The jokester of the group, Fozzie Bear is a silly, fuzzy bear that is typically shown wearing a small brown hat and necktie with red and white polka dots. Fozzie is a stand-up comedian that often finds himself being ridiculed by Statler and Waldorf, and he is perhaps best known for his catchphrase “Wocka, Wocka, Wocka!”
Number 4: Animal
Animal is undoubtedly the most memorable member of Dr. Teeth and The Electric Mayhem, a fictional band that often performed on “The Muppet Show.” As the band’s drummer, Animal is crazy and almost caveman-like. Animal first appeared on the pilot of “The Muppet Show” and has been in all the Muppet movies. Animal was the only band member to appear regularly in episodes of “Muppet Babies” and was voiced by Howie Mandel and Dave Coulier.
Number 3: The Great Gonzo
The Great Gonzo first appeared in 1970’s “The Great Santa Claus Switch,” a Muppet Christmas special. For some time, it was unknown what Gonzo was, but in 1999’s “Muppets from Space,” he is revealed to be a space alien from another planet. With his blue fur and long, hooked nose, Gonzo is the daredevil of the group, often performing wild stunts.
Number 2: Kermit the Frog

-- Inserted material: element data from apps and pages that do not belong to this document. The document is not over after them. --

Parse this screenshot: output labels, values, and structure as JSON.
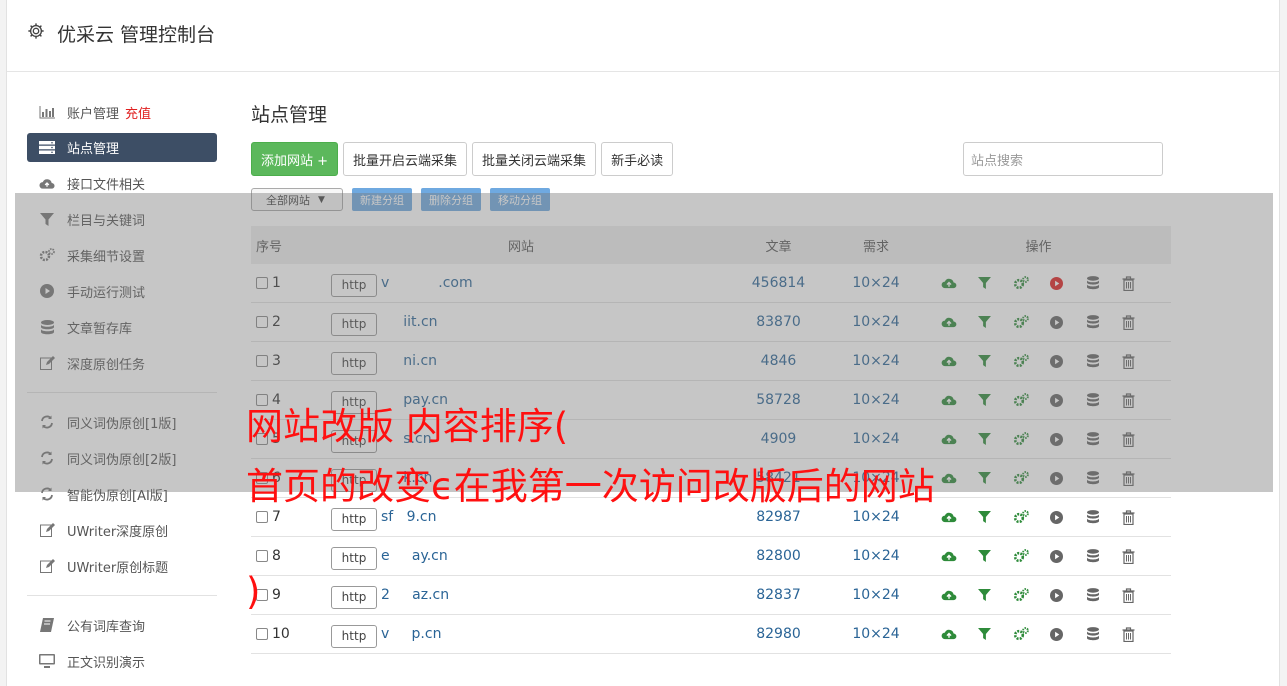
{
  "app": {
    "title": "优采云 管理控制台"
  },
  "sidebar": {
    "group1": [
      {
        "label": "账户管理",
        "badge": "充值",
        "icon": "bar-chart-icon"
      },
      {
        "label": "站点管理",
        "icon": "server-icon",
        "active": true
      },
      {
        "label": "接口文件相关",
        "icon": "cloud-upload-icon"
      },
      {
        "label": "栏目与关键词",
        "icon": "filter-icon"
      },
      {
        "label": "采集细节设置",
        "icon": "gears-icon"
      },
      {
        "label": "手动运行测试",
        "icon": "play-circle-icon"
      },
      {
        "label": "文章暂存库",
        "icon": "database-icon"
      },
      {
        "label": "深度原创任务",
        "icon": "edit-icon"
      }
    ],
    "group2": [
      {
        "label": "同义词伪原创[1版]",
        "icon": "refresh-icon"
      },
      {
        "label": "同义词伪原创[2版]",
        "icon": "refresh-icon"
      },
      {
        "label": "智能伪原创[AI版]",
        "icon": "refresh-icon"
      },
      {
        "label": "UWriter深度原创",
        "icon": "edit-icon"
      },
      {
        "label": "UWriter原创标题",
        "icon": "edit-icon"
      }
    ],
    "group3": [
      {
        "label": "公有词库查询",
        "icon": "book-icon"
      },
      {
        "label": "正文识别演示",
        "icon": "monitor-icon"
      }
    ]
  },
  "main": {
    "title": "站点管理",
    "buttons": {
      "add": "添加网站 +",
      "batch_on": "批量开启云端采集",
      "batch_off": "批量关闭云端采集",
      "guide": "新手必读"
    },
    "search_placeholder": "站点搜索",
    "group_select": "全部网站",
    "group_buttons": {
      "new": "新建分组",
      "delete": "删除分组",
      "move": "移动分组"
    },
    "table": {
      "headers": {
        "no": "序号",
        "site": "网站",
        "articles": "文章",
        "demand": "需求",
        "ops": "操作"
      },
      "rows": [
        {
          "no": "1",
          "proto": "http",
          "domain": "v           .com",
          "articles": "456814",
          "demand": "10×24",
          "running": true
        },
        {
          "no": "2",
          "proto": "http",
          "domain": "     iit.cn",
          "articles": "83870",
          "demand": "10×24"
        },
        {
          "no": "3",
          "proto": "http",
          "domain": "     ni.cn",
          "articles": "4846",
          "demand": "10×24"
        },
        {
          "no": "4",
          "proto": "http",
          "domain": "     pay.cn",
          "articles": "58728",
          "demand": "10×24"
        },
        {
          "no": "5",
          "proto": "http",
          "domain": "     s.cn",
          "articles": "4909",
          "demand": "10×24"
        },
        {
          "no": "6",
          "proto": "http",
          "domain": "     k.cn",
          "articles": "58421",
          "demand": "10×24"
        },
        {
          "no": "7",
          "proto": "http",
          "domain": "sf   9.cn",
          "articles": "82987",
          "demand": "10×24"
        },
        {
          "no": "8",
          "proto": "http",
          "domain": "e     ay.cn",
          "articles": "82800",
          "demand": "10×24"
        },
        {
          "no": "9",
          "proto": "http",
          "domain": "2     az.cn",
          "articles": "82837",
          "demand": "10×24"
        },
        {
          "no": "10",
          "proto": "http",
          "domain": "v     p.cn",
          "articles": "82980",
          "demand": "10×24"
        }
      ]
    }
  },
  "watermark": {
    "line1": "网站改版 内容排序(",
    "line2": "首页的改变ϵ在我第一次访问改版后的网站",
    "line3": ")"
  },
  "colors": {
    "green": "#5cb85c",
    "nav_active": "#3d4e65",
    "link": "#2a6496",
    "watermark": "#ff1010",
    "run": "#e02020"
  }
}
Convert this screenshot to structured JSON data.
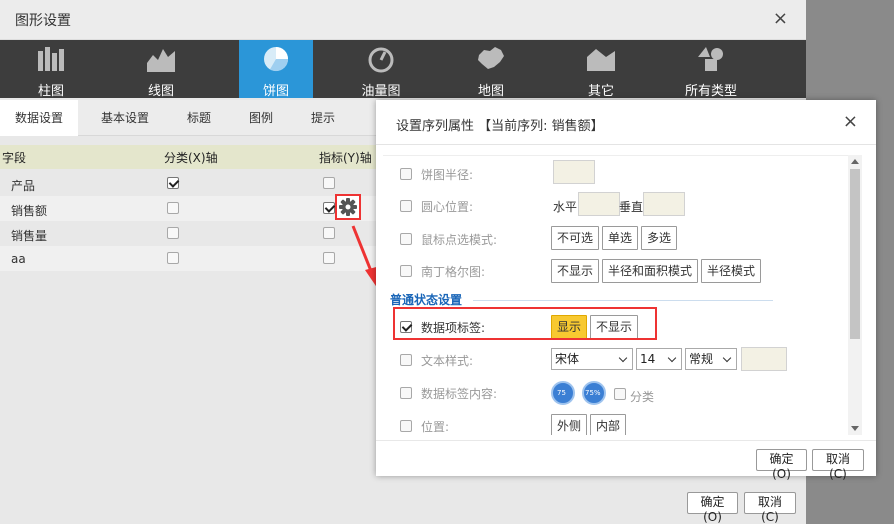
{
  "main": {
    "title": "图形设置",
    "close": "×",
    "type_tabs": [
      {
        "label": "柱图",
        "icon": "bar-chart-icon"
      },
      {
        "label": "线图",
        "icon": "line-chart-icon"
      },
      {
        "label": "饼图",
        "icon": "pie-chart-icon",
        "active": true
      },
      {
        "label": "油量图",
        "icon": "gauge-icon"
      },
      {
        "label": "地图",
        "icon": "map-icon"
      },
      {
        "label": "其它",
        "icon": "other-chart-icon"
      },
      {
        "label": "所有类型",
        "icon": "all-types-icon"
      }
    ],
    "sub_tabs": [
      "数据设置",
      "基本设置",
      "标题",
      "图例",
      "提示"
    ],
    "grid": {
      "headers": [
        "字段",
        "分类(X)轴",
        "指标(Y)轴"
      ],
      "rows": [
        {
          "name": "产品",
          "x": true,
          "y": false
        },
        {
          "name": "销售额",
          "x": false,
          "y": true
        },
        {
          "name": "销售量",
          "x": false,
          "y": false
        },
        {
          "name": "aa",
          "x": false,
          "y": false
        }
      ]
    },
    "ok": "确定(O)",
    "cancel": "取消(C)"
  },
  "series_dialog": {
    "title": "设置序列属性 【当前序列: 销售额】",
    "close": "×",
    "rows": {
      "radius": {
        "label": "饼图半径:"
      },
      "center": {
        "label": "圆心位置:",
        "horizontal": "水平",
        "vertical": "垂直"
      },
      "click_mode": {
        "label": "鼠标点选模式:",
        "options": [
          "不可选",
          "单选",
          "多选"
        ]
      },
      "nightingale": {
        "label": "南丁格尔图:",
        "options": [
          "不显示",
          "半径和面积模式",
          "半径模式"
        ]
      },
      "section": "普通状态设置",
      "data_label": {
        "label": "数据项标签:",
        "checked": true,
        "options": [
          "显示",
          "不显示"
        ],
        "selected": "显示"
      },
      "text_style": {
        "label": "文本样式:",
        "font": "宋体",
        "size": "14",
        "weight": "常规"
      },
      "label_content": {
        "label": "数据标签内容:",
        "icon1": "75",
        "icon2": "75%",
        "category": "分类"
      },
      "position": {
        "label": "位置:",
        "options": [
          "外侧",
          "内部"
        ]
      }
    },
    "ok": "确定(O)",
    "cancel": "取消(C)"
  },
  "colors": {
    "active_tab": "#2b96d8",
    "highlight": "#e33333",
    "yellow": "#f8c930",
    "section": "#1a66b8"
  }
}
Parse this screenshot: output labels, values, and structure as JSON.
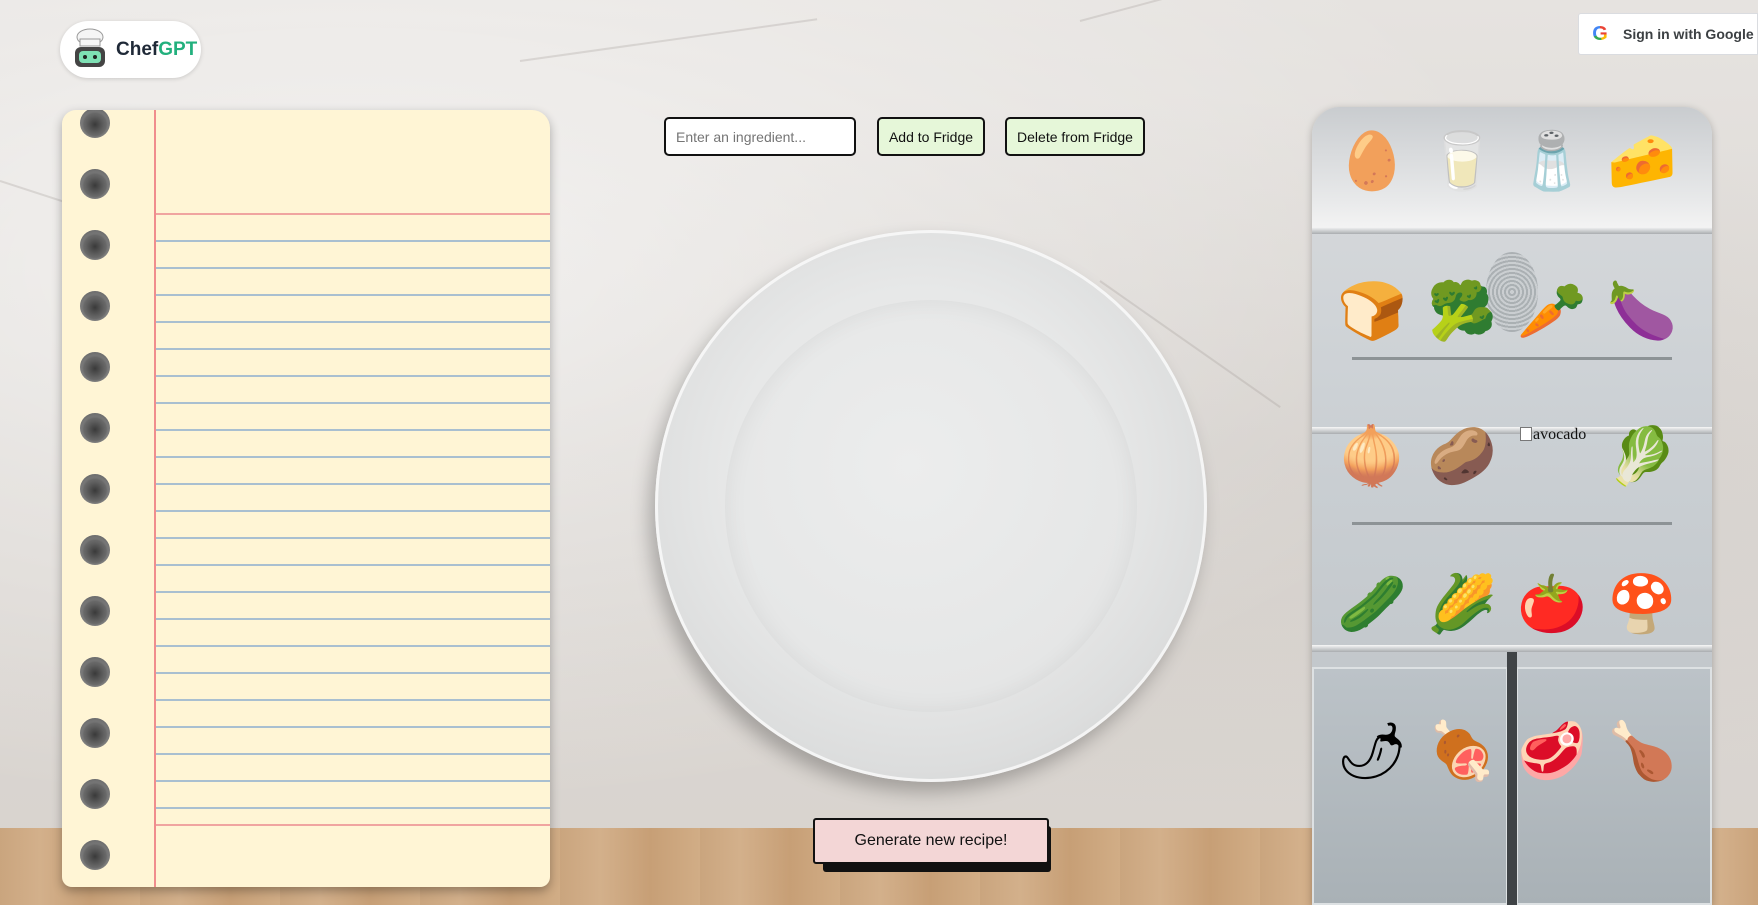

Perhaps the most readily recognized Muppet, Kermit the Frog was first introduced in 1955 and is often the main character in most of the franchise’s shows and movies. Kermit is the only Muppet to appear as a main character on both “The Muppet Show” and “Sesame Street” and was performed by Jim Henson until his death in 1990.
Number 1: Miss Piggy
The most notable female Muppet, Miss Piggy was introduced to “The Muppet Show” as a minor character, but soon became a main character. Kermit is often the unwitting object of Miss Piggy’s affection, and the overbearing bovine is sure she is destined for stardom. Miss Piggy has made many cameo appearances over the years, appearing on “The Tonight Show with Jay Leno,” “The X Factor,” and even “Saturday Night Live.”
The Muppets are a colorful group of lovable puppets with personalities all their own. While “The Muppet Show” only ran from 1976 through 1981, these larger-than-life characters have continued to crank out movie hits to the delight of new generations.